On top of the global recession that delayed any deal, there were a number of challenges to overcome, one being the Episcopal church’s organizational structure. In the church, the parish’s policy and financial matters are handled by a group of elected lay people known as the vestry, who serve limited terms.
That means that the leadership was turning over amid the negotiations.
“This arrangement has the benefit of facilitating fresh ideas, but it can also hinder successful decision-making for projects with durations that exceed leaders’ terms,” Wolf wrote in his submission.
To overcome this hurdle, Wolf worked with the institution’s leaders to set up an ad-hoc planning committee that would provide continuity over the course of negotations.
Another challenge was to find what Wolf described as an “optimal” solution rather than a “maximal” one: a deal that would provide the church with solid cash flow but also accommodate its closely affiliated school.
The Saint Luke’s School had long been a program operated by the church, but when it became an independent institution in 2012, the church leadership thought about bringing a rent-paying tenant into the educational space.
The team realized the school could afford to pay rent, but that would require an expansion.
“There was no obvious way to fund an expansion without the church and school agreeing to a long-term lease for the school,” Wolf wrote.
The solution: Working with his colleague Stephen Powers, Wolf negotiated a below-market, 49-year ground lease between the school and the church, a deal that helped the school raise $20 million to invest in a 20,000-square-foot expansion.
The lease included community space for the church’s programs and conflict-resolution components requiring church and school leaders to meet regularly, which they elected to do weekly over coffee.
The next step was to find a developer. In 2013 Wolf engaged the architecture firm Beyer Blinder Belle to assess the site’s zoning, infrastructure and landmark issues. It was essential to find a developer who would take an “archeologically sensitive approach” to the campus, Wolf said, particularly when it came to the church’s crypts.
Wolf then issued a request for proposals and selected Toll Brothers.
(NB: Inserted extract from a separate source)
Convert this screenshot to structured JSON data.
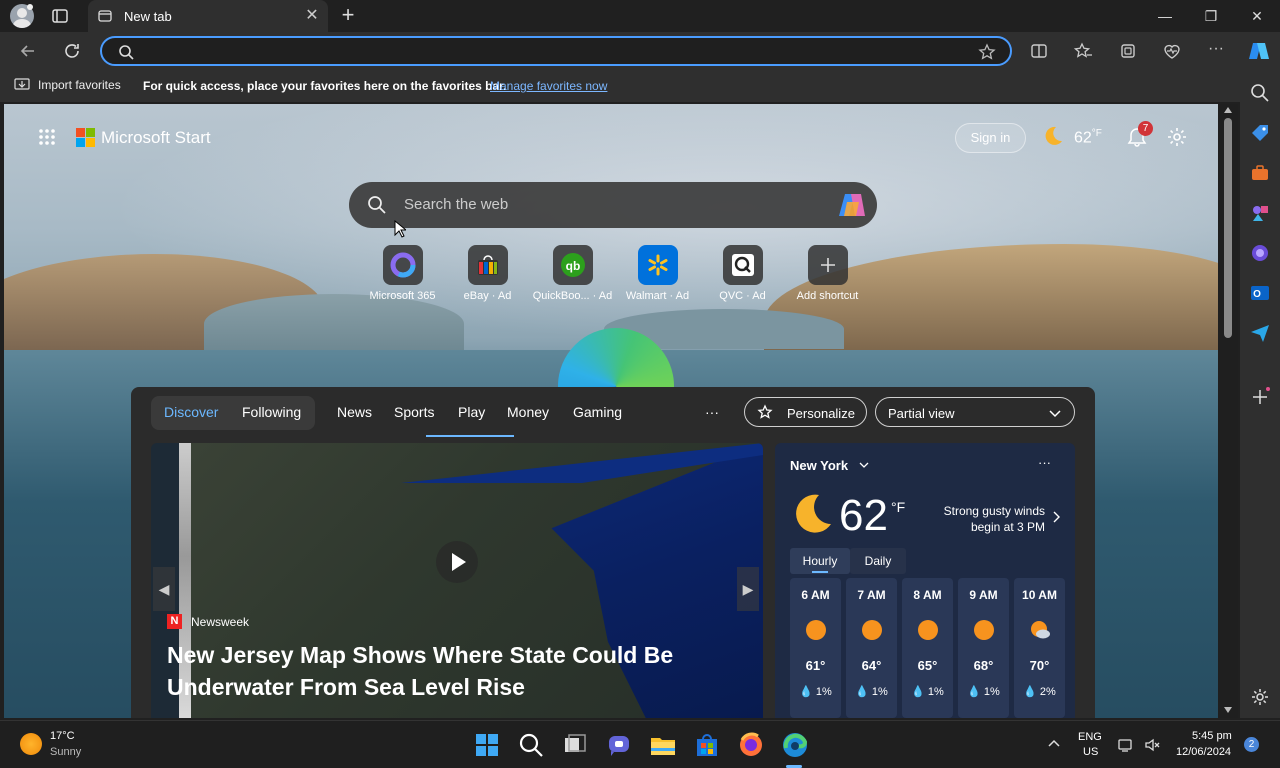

The developer agreed to accommodate the church by covering soft costs until the lease was signed, and assented to rent escalations and multiple resets that Wolf said mitigated nearly all of the church’s financial risk in the deal.
Toll is developing a 75,000-square-foot residential building at site, known as 100 Barrow Street.
“In many ways, Toll Brothers acquired significant risk by participating in this project,” Wolf wrote. “In exchange, they have the opportunity to build new residences in an incredibly desirable neighborhood, which rarely sees the opportunity for new construction.”